“Phar Lap was considered a symbol of national achievement. And by winning in the United States and proving an Australian can conquer the biggest and the most powerful nation in the world, Australians took a lot of confidence out of that,” he says. “And for Phar Lap to die, meant that a lot of Australia’s confidence through that horse dissipated.”
Over eight decades later, Australians still feel angered and betrayed by the ambiguity surrounding their beloved racehorse’s downfall.
The death of Phar Lap was not just the death of a horse – it was also, in many ways, a loss of cultural identity.
Phar Lap’s heart, weighing 6.35kg, is on display at the National Museum of Australia. The phrase “a heart as big as Phar Lap’s” signifies strength, power, and generosity. (Image: National Museum of Australia)
Big Red and his big heart
Phar Lap’s large heart carries its own legacy. After his death, thoroughbred experts examined the horse’s heart to find it was 1.5 times bigger than average, weighing 6.35kg.
Some studies have shown that Phar Lap’s heart size explained his superior racing powers. However, the importance of his heart is more than just a physical contribution to Phar Lap’s success – it is part of Phar Lap’s inspiring story.
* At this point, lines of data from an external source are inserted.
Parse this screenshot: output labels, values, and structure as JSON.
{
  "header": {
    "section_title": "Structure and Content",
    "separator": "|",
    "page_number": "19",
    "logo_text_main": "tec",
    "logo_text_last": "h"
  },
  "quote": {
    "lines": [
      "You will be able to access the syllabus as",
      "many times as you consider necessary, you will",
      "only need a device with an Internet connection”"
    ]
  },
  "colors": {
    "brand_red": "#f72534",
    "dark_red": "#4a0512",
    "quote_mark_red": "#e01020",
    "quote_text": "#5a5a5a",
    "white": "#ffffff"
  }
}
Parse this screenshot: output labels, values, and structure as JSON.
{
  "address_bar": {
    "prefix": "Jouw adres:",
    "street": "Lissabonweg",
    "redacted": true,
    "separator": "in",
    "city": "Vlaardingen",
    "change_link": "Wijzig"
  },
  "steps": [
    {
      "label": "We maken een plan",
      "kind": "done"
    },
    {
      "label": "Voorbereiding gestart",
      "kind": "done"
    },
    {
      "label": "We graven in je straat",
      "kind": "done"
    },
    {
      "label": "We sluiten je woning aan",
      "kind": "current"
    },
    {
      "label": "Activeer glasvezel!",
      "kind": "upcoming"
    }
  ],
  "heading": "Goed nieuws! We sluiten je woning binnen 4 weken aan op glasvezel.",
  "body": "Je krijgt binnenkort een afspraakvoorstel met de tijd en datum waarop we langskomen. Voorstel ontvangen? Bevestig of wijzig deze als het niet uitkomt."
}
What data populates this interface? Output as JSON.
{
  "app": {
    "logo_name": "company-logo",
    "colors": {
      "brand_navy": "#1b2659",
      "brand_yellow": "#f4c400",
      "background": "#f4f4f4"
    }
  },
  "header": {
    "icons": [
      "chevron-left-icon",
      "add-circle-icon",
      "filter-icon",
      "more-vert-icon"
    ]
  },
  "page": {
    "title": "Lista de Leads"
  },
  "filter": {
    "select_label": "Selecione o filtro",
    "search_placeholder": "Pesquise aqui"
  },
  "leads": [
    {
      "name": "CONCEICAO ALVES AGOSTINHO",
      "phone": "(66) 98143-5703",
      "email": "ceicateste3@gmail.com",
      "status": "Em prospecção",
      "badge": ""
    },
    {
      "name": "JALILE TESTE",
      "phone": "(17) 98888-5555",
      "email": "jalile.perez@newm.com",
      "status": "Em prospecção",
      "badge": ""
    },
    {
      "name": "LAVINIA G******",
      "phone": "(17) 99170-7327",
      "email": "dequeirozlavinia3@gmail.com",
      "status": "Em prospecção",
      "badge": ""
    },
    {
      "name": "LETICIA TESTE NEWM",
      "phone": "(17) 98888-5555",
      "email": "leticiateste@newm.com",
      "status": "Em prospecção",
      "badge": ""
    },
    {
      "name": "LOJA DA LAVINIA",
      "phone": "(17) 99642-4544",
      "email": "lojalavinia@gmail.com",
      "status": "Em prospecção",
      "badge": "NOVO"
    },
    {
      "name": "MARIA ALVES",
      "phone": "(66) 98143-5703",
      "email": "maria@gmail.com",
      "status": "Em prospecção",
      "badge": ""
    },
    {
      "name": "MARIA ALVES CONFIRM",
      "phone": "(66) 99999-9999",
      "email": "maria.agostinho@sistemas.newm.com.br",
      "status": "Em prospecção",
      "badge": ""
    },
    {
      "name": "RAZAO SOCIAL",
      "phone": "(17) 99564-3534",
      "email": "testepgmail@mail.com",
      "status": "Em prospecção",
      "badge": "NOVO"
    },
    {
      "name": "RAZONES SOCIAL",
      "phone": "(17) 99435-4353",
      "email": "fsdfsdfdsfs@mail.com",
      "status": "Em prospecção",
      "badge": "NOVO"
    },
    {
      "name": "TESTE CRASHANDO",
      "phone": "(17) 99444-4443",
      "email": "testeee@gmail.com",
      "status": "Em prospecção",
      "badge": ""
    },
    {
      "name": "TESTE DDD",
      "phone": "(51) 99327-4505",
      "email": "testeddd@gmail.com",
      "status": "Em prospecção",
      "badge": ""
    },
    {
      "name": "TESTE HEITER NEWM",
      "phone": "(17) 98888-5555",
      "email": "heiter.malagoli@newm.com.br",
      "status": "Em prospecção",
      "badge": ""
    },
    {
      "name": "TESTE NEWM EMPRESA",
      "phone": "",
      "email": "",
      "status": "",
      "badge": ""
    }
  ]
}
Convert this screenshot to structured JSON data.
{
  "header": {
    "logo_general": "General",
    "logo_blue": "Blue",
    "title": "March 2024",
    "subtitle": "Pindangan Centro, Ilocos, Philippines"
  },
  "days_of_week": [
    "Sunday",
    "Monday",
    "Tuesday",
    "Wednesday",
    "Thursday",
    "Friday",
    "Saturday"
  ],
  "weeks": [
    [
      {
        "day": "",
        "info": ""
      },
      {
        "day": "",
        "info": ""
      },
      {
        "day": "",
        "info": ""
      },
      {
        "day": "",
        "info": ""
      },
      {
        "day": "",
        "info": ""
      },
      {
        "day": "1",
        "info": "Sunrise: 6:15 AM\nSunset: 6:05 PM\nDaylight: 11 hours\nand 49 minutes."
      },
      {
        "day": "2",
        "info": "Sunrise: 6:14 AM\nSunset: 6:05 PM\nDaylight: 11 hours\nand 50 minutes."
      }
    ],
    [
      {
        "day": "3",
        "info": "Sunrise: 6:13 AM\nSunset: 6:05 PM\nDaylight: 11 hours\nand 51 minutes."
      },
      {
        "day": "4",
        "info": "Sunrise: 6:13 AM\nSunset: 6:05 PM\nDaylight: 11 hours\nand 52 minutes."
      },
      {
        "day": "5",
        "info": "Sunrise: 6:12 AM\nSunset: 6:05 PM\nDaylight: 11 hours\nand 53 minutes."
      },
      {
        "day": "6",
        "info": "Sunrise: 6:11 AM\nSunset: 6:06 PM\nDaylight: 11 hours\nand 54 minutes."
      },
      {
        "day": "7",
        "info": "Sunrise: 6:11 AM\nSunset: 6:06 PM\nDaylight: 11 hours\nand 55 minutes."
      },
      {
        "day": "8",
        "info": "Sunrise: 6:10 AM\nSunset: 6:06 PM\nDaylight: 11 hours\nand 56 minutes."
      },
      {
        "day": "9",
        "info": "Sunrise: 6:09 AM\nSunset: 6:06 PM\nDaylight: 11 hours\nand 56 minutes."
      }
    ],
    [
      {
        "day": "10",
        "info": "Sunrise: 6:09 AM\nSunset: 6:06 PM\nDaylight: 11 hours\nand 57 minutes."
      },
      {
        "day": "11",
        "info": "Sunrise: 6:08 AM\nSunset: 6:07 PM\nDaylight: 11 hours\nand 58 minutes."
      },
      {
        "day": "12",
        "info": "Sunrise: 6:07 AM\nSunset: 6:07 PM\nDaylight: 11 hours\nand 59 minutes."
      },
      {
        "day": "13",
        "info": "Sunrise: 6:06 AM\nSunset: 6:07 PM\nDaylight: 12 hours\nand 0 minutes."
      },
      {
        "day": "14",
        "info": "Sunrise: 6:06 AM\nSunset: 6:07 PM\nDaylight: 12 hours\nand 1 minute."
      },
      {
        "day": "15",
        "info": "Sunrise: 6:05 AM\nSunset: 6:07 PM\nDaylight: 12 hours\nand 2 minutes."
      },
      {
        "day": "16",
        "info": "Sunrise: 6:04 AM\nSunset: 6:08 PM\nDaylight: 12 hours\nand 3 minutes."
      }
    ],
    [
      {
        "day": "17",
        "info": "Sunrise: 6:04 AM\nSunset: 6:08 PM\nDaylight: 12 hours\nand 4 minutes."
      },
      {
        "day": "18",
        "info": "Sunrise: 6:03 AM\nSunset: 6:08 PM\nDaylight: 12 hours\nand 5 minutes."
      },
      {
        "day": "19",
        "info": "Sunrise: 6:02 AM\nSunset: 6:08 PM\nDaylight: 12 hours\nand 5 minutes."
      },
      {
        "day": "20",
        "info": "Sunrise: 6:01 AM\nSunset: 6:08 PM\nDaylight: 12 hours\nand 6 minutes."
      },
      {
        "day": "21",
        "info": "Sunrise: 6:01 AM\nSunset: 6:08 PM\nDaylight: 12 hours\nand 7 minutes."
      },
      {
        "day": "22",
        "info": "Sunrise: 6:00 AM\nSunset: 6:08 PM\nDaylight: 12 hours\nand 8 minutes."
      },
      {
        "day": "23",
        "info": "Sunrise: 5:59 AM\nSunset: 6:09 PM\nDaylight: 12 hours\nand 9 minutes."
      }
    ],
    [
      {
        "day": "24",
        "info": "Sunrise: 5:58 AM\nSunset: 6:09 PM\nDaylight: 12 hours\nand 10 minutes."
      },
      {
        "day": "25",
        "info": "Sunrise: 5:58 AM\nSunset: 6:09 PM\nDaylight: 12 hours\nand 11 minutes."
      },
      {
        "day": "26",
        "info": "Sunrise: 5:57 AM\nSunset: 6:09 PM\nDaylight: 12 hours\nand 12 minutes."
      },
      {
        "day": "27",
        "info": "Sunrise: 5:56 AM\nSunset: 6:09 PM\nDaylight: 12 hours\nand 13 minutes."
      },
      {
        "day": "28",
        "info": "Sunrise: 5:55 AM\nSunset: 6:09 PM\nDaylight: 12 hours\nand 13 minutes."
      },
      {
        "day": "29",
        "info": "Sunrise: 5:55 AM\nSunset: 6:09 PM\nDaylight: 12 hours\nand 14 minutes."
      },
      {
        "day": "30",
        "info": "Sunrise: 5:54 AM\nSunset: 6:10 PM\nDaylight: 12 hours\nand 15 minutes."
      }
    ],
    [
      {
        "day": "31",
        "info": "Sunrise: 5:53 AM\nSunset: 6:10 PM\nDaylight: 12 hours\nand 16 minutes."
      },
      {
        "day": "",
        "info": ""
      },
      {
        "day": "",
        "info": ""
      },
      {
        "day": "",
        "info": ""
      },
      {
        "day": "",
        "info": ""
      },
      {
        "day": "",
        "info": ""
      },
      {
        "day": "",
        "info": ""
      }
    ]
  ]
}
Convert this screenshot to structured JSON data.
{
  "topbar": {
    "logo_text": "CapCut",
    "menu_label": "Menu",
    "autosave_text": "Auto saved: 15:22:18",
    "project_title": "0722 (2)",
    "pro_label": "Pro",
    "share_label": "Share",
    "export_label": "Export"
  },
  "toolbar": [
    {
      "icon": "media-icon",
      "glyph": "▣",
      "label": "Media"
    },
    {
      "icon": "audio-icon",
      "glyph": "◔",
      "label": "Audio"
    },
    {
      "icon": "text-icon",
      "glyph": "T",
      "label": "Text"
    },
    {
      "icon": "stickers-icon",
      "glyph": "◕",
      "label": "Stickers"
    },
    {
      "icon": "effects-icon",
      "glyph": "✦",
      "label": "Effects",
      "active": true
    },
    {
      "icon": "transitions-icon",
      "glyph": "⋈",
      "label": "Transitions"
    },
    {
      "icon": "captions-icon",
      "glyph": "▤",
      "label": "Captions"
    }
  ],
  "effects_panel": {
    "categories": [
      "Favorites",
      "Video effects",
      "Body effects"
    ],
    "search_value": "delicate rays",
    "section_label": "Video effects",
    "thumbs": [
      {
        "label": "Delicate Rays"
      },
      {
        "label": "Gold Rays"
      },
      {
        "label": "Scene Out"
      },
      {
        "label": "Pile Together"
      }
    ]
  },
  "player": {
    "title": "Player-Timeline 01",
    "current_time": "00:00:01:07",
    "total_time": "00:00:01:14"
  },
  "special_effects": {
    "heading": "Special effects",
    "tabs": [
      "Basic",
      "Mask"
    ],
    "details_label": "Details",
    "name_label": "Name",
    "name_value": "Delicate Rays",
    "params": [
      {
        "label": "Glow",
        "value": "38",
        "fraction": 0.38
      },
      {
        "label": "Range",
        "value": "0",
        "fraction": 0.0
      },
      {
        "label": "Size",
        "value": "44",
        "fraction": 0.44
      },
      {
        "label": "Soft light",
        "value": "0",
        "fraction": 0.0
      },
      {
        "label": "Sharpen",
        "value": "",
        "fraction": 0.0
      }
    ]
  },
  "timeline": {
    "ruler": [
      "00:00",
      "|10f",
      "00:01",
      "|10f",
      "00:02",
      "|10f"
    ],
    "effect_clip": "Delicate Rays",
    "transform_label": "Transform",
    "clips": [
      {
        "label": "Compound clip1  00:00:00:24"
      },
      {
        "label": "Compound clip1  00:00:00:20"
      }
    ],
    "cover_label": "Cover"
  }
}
Australians coined the saying “a heart as big as Phar Lap’s” to celebrate the horse’s incredible resilience.
“Phar Lap is seen as a representation of everything that’s great about Australian culture,” says Mark. “What we celebrate about Phar Lap is what we try to celebrate about ourselves. This is why his death remains so poignant.”
The horse’s sincere mateship with strapper Tommy Woodcock, his rise from humble origins, and his triumph against America spoke powerfully in accordance with the voices of the Australian people.
Phar Lap’s legacy will endure as an unforgettable part of Australia’s cultural narrative.
The Mysterious Death The World's Greatest Racehorse Phar Lap
Australia : PHAR LAP (DUR: 9’11)
For Australians in the 1930s, Phar Lap was a national hero. Born in New Zealand in 1926, Phar Lap won 37 of the 51 races in which he started earning him the title of ‘The Greatest Racehorse ever’.
In 1930, just two days before the Melbourne Cup, an attempt was made on Phar Lap’s life but Tommy Woodcock shielded Phar Lap who went on to win the race.
Phar Lap died in California in 1932.
Autopsy reports stated that Phar Lap died of a ‘colicky condition’ due to eating wet grass. However, allegations of foul play were made against owner Tommy Woodcock and incompetence against vet Tony Nielson. Animal X explores the mystery and controversy which surrounds the death of ‘The Greatest Racehorse ever’.